> _ASSIGNED TASK_: The whole listing is to be set down again without alteration.

> _EXCERPTED RECORDS_:

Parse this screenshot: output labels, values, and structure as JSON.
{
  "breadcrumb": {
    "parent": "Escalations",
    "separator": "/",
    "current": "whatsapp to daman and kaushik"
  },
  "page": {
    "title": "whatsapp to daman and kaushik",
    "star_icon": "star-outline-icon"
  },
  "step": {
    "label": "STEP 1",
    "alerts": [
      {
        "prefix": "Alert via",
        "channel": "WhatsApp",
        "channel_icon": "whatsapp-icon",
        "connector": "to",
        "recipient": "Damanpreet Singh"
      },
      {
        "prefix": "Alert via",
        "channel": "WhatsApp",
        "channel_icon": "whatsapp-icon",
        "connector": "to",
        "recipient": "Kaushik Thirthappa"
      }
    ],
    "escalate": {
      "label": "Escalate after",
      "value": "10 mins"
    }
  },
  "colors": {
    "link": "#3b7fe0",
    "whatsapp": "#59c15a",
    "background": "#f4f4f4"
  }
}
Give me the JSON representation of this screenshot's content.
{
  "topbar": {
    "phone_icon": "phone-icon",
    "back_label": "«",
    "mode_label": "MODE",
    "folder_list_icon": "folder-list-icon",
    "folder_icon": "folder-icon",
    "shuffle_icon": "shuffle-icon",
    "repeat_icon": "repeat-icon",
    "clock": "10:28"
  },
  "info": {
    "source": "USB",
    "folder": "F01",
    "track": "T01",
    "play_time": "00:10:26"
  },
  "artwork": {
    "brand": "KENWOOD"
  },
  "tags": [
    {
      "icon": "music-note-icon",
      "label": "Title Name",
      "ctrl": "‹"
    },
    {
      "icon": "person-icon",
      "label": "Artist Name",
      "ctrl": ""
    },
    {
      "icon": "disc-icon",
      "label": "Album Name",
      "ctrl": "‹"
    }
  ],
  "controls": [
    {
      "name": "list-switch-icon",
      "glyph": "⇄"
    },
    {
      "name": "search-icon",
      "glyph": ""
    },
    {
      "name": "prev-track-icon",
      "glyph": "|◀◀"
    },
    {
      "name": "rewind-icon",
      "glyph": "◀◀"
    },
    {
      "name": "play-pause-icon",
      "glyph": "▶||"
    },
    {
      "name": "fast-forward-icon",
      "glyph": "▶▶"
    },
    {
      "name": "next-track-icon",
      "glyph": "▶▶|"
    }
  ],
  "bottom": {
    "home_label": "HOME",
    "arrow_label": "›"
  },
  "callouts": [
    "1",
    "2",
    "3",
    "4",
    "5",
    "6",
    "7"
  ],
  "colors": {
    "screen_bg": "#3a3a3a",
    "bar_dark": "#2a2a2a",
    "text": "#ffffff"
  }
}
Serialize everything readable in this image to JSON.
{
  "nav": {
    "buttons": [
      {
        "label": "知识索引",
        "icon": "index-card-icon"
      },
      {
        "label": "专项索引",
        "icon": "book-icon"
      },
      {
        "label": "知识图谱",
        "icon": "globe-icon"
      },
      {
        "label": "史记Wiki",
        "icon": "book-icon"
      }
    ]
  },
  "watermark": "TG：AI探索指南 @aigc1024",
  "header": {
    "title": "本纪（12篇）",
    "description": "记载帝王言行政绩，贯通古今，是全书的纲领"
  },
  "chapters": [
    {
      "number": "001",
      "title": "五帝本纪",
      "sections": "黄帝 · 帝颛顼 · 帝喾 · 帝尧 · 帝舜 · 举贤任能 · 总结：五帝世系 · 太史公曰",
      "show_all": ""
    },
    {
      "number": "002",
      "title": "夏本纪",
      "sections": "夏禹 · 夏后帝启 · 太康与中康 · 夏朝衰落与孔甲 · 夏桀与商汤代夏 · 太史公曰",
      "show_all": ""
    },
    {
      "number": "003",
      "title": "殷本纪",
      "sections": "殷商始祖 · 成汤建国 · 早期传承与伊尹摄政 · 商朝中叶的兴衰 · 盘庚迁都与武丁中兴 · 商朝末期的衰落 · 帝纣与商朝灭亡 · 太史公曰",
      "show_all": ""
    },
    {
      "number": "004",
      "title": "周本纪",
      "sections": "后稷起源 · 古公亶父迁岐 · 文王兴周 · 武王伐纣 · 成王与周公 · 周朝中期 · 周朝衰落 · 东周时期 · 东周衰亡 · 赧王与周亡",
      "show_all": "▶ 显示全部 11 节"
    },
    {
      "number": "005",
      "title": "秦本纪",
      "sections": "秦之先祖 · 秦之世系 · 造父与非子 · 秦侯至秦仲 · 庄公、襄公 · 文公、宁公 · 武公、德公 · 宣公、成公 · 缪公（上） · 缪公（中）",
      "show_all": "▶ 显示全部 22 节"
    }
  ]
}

> _OUTPUT FOR THIS EXERCISE_:
Parse this screenshot: output labels, values, and structure as JSON.
{
  "breadcrumb": {
    "parent": "Escalations",
    "separator": "/",
    "current": "whatsapp to daman and kaushik"
  },
  "page": {
    "title": "whatsapp to daman and kaushik",
    "star_icon": "star-outline-icon"
  },
  "step": {
    "label": "STEP 1",
    "alerts": [
      {
        "prefix": "Alert via",
        "channel": "WhatsApp",
        "channel_icon": "whatsapp-icon",
        "connector": "to",
        "recipient": "Damanpreet Singh"
      },
      {
        "prefix": "Alert via",
        "channel": "WhatsApp",
        "channel_icon": "whatsapp-icon",
        "connector": "to",
        "recipient": "Kaushik Thirthappa"
      }
    ],
    "escalate": {
      "label": "Escalate after",
      "value": "10 mins"
    }
  },
  "colors": {
    "link": "#3b7fe0",
    "whatsapp": "#59c15a",
    "background": "#f4f4f4"
  }
}
Give me the JSON representation of this screenshot's content.
{
  "topbar": {
    "phone_icon": "phone-icon",
    "back_label": "«",
    "mode_label": "MODE",
    "folder_list_icon": "folder-list-icon",
    "folder_icon": "folder-icon",
    "shuffle_icon": "shuffle-icon",
    "repeat_icon": "repeat-icon",
    "clock": "10:28"
  },
  "info": {
    "source": "USB",
    "folder": "F01",
    "track": "T01",
    "play_time": "00:10:26"
  },
  "artwork": {
    "brand": "KENWOOD"
  },
  "tags": [
    {
      "icon": "music-note-icon",
      "label": "Title Name",
      "ctrl": "‹"
    },
    {
      "icon": "person-icon",
      "label": "Artist Name",
      "ctrl": ""
    },
    {
      "icon": "disc-icon",
      "label": "Album Name",
      "ctrl": "‹"
    }
  ],
  "controls": [
    {
      "name": "list-switch-icon",
      "glyph": "⇄"
    },
    {
      "name": "search-icon",
      "glyph": ""
    },
    {
      "name": "prev-track-icon",
      "glyph": "|◀◀"
    },
    {
      "name": "rewind-icon",
      "glyph": "◀◀"
    },
    {
      "name": "play-pause-icon",
      "glyph": "▶||"
    },
    {
      "name": "fast-forward-icon",
      "glyph": "▶▶"
    },
    {
      "name": "next-track-icon",
      "glyph": "▶▶|"
    }
  ],
  "bottom": {
    "home_label": "HOME",
    "arrow_label": "›"
  },
  "callouts": [
    "1",
    "2",
    "3",
    "4",
    "5",
    "6",
    "7"
  ],
  "colors": {
    "screen_bg": "#3a3a3a",
    "bar_dark": "#2a2a2a",
    "text": "#ffffff"
  }
}
Serialize everything readable in this image to JSON.
{
  "nav": {
    "buttons": [
      {
        "label": "知识索引",
        "icon": "index-card-icon"
      },
      {
        "label": "专项索引",
        "icon": "book-icon"
      },
      {
        "label": "知识图谱",
        "icon": "globe-icon"
      },
      {
        "label": "史记Wiki",
        "icon": "book-icon"
      }
    ]
  },
  "watermark": "TG：AI探索指南 @aigc1024",
  "header": {
    "title": "本纪（12篇）",
    "description": "记载帝王言行政绩，贯通古今，是全书的纲领"
  },
  "chapters": [
    {
      "number": "001",
      "title": "五帝本纪",
      "sections": "黄帝 · 帝颛顼 · 帝喾 · 帝尧 · 帝舜 · 举贤任能 · 总结：五帝世系 · 太史公曰",
      "show_all": ""
    },
    {
      "number": "002",
      "title": "夏本纪",
      "sections": "夏禹 · 夏后帝启 · 太康与中康 · 夏朝衰落与孔甲 · 夏桀与商汤代夏 · 太史公曰",
      "show_all": ""
    },
    {
      "number": "003",
      "title": "殷本纪",
      "sections": "殷商始祖 · 成汤建国 · 早期传承与伊尹摄政 · 商朝中叶的兴衰 · 盘庚迁都与武丁中兴 · 商朝末期的衰落 · 帝纣与商朝灭亡 · 太史公曰",
      "show_all": ""
    },
    {
      "number": "004",
      "title": "周本纪",
      "sections": "后稷起源 · 古公亶父迁岐 · 文王兴周 · 武王伐纣 · 成王与周公 · 周朝中期 · 周朝衰落 · 东周时期 · 东周衰亡 · 赧王与周亡",
      "show_all": "▶ 显示全部 11 节"
    },
    {
      "number": "005",
      "title": "秦本纪",
      "sections": "秦之先祖 · 秦之世系 · 造父与非子 · 秦侯至秦仲 · 庄公、襄公 · 文公、宁公 · 武公、德公 · 宣公、成公 · 缪公（上） · 缪公（中）",
      "show_all": "▶ 显示全部 22 节"
    }
  ]
}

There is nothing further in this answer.